▶ Directions
Copy each line of the records that contains the word "calendars".

▶ Material shown
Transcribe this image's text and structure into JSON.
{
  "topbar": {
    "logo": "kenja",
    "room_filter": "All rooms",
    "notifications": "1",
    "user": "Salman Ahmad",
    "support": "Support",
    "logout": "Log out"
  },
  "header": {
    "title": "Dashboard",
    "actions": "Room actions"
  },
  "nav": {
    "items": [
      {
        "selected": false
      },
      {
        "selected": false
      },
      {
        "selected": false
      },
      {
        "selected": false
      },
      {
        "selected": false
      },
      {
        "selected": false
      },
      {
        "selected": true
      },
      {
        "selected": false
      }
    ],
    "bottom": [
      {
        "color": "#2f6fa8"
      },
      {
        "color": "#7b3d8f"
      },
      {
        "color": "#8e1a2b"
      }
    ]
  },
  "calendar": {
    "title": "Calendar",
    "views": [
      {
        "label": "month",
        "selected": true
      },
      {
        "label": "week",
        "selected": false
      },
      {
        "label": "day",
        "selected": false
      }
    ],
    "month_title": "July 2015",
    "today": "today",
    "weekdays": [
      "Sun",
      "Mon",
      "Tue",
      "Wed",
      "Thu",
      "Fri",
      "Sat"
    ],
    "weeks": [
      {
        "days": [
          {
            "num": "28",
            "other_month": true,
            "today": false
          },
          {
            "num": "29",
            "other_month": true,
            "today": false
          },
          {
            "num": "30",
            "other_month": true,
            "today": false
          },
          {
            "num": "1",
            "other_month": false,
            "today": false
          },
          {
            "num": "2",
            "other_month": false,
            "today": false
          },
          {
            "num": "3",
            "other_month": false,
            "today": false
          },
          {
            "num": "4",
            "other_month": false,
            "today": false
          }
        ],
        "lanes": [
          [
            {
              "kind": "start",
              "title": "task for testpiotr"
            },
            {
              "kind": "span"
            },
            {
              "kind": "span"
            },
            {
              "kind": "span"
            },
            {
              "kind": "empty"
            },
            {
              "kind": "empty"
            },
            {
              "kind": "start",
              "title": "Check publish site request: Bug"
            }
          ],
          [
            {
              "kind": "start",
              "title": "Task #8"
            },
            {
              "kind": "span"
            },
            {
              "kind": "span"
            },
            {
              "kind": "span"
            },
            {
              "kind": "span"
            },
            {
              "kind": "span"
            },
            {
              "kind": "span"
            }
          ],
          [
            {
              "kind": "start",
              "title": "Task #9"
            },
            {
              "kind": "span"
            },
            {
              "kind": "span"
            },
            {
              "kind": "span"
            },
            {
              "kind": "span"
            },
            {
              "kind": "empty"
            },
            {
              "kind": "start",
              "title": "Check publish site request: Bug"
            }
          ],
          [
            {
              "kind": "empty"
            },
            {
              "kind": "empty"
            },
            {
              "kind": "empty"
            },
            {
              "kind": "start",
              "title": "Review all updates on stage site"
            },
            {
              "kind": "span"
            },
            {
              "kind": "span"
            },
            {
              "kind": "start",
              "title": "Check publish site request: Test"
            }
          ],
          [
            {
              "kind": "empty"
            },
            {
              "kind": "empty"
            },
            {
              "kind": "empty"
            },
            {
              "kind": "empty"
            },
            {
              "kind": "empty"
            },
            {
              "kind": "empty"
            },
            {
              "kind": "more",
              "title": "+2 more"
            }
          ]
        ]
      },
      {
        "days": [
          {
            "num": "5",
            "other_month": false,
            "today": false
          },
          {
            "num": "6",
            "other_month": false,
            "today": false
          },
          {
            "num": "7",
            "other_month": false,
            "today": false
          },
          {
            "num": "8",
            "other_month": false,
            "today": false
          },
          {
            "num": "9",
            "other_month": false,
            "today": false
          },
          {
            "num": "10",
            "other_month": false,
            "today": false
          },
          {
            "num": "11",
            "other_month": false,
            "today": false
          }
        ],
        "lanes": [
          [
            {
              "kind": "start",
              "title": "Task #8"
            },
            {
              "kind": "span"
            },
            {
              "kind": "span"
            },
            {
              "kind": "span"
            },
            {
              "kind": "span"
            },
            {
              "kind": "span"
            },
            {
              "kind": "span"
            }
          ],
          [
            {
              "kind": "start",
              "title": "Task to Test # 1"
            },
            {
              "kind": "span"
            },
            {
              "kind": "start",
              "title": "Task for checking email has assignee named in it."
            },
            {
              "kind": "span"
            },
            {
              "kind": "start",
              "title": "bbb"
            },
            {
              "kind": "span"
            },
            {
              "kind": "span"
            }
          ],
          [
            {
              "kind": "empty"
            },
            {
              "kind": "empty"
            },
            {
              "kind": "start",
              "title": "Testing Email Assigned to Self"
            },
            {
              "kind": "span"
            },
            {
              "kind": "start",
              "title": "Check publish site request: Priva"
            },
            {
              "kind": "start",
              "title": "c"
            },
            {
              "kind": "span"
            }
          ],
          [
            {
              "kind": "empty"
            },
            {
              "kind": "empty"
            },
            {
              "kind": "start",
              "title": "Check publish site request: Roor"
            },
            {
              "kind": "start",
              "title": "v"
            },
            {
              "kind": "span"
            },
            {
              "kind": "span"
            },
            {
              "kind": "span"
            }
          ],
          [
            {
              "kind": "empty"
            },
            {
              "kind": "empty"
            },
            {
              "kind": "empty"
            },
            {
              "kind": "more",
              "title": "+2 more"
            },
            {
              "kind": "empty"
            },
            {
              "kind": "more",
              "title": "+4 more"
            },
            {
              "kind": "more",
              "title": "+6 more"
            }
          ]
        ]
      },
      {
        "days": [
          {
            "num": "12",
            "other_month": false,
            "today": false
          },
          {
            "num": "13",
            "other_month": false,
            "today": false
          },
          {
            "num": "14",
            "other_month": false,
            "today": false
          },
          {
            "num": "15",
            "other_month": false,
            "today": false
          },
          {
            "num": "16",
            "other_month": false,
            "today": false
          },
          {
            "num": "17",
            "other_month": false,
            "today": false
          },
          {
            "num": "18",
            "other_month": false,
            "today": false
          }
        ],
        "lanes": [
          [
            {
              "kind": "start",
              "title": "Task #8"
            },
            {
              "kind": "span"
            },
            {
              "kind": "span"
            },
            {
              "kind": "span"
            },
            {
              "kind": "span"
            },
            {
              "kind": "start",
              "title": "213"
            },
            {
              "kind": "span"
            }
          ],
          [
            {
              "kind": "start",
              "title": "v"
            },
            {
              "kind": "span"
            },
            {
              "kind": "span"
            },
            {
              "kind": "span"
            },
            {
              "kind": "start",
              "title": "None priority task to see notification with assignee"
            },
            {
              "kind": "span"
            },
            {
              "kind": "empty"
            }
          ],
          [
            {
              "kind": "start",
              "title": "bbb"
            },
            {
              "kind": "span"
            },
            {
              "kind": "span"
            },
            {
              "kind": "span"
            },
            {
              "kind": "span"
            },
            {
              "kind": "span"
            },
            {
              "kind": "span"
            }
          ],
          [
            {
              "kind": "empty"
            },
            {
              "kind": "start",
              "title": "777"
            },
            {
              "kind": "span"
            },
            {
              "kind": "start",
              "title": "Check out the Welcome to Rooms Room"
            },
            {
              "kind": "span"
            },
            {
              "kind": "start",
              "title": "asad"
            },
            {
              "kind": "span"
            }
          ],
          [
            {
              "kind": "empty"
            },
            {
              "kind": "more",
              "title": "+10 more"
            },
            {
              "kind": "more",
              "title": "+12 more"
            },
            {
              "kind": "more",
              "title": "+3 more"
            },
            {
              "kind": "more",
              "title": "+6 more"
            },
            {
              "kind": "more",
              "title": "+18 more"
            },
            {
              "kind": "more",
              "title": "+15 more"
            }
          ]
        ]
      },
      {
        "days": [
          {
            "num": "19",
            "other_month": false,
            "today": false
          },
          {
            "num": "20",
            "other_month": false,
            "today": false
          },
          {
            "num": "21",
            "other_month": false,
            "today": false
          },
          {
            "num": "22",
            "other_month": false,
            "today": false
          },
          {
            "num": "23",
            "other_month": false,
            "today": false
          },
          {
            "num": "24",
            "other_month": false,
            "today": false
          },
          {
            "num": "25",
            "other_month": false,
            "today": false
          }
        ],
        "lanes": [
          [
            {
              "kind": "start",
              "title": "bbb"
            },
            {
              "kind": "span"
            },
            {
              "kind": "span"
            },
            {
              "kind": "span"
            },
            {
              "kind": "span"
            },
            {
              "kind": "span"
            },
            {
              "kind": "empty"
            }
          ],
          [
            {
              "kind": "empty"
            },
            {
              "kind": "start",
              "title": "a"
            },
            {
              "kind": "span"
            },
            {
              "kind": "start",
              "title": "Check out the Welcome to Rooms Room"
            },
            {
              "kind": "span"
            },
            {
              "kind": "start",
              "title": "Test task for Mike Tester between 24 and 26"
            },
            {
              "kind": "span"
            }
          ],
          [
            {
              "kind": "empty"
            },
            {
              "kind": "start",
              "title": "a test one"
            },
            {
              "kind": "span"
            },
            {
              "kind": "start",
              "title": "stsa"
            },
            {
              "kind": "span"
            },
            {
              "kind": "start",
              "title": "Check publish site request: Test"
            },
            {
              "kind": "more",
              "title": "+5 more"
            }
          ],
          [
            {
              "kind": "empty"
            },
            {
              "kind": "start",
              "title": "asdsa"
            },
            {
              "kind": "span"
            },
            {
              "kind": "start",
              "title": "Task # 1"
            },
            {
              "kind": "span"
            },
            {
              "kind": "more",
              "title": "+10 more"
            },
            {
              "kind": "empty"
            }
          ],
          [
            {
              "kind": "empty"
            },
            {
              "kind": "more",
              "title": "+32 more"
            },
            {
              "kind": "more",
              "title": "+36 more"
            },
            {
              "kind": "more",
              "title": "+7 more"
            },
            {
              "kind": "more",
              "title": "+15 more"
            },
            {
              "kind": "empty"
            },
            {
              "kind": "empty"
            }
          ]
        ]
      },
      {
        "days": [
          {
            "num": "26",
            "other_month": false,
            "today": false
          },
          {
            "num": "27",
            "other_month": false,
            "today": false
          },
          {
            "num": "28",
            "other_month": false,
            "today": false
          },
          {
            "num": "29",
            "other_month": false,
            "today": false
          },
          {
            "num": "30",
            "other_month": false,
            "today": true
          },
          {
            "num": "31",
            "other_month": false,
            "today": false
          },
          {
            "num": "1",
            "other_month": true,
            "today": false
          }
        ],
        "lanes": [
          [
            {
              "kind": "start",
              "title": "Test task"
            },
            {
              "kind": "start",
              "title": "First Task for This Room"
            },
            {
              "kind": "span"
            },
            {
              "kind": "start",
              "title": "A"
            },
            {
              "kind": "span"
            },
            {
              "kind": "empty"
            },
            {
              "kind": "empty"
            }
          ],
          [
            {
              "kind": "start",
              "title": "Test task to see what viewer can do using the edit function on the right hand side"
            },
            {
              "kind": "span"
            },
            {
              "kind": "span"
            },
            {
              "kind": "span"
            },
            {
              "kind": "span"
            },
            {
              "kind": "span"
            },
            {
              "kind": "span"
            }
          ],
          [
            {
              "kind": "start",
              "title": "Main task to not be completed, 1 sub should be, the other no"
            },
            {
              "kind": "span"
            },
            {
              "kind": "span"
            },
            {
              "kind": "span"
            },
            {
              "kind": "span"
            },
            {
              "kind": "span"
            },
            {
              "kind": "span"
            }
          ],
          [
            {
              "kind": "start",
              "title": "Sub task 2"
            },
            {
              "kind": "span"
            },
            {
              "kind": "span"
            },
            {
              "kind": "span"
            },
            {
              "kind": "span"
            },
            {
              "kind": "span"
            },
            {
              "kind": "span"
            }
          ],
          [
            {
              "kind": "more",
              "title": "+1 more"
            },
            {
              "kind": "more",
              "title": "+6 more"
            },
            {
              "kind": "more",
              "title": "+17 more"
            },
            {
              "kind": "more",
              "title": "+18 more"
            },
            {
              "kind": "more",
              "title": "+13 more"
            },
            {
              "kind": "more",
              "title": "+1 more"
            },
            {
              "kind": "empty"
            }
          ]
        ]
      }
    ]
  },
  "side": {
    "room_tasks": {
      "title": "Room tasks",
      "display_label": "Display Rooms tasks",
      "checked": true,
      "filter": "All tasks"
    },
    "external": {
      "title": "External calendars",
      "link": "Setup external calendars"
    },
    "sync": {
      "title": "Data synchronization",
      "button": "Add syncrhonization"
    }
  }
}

▶ Answer area
      "title": "External calendars",
      "link": "Setup external calendars"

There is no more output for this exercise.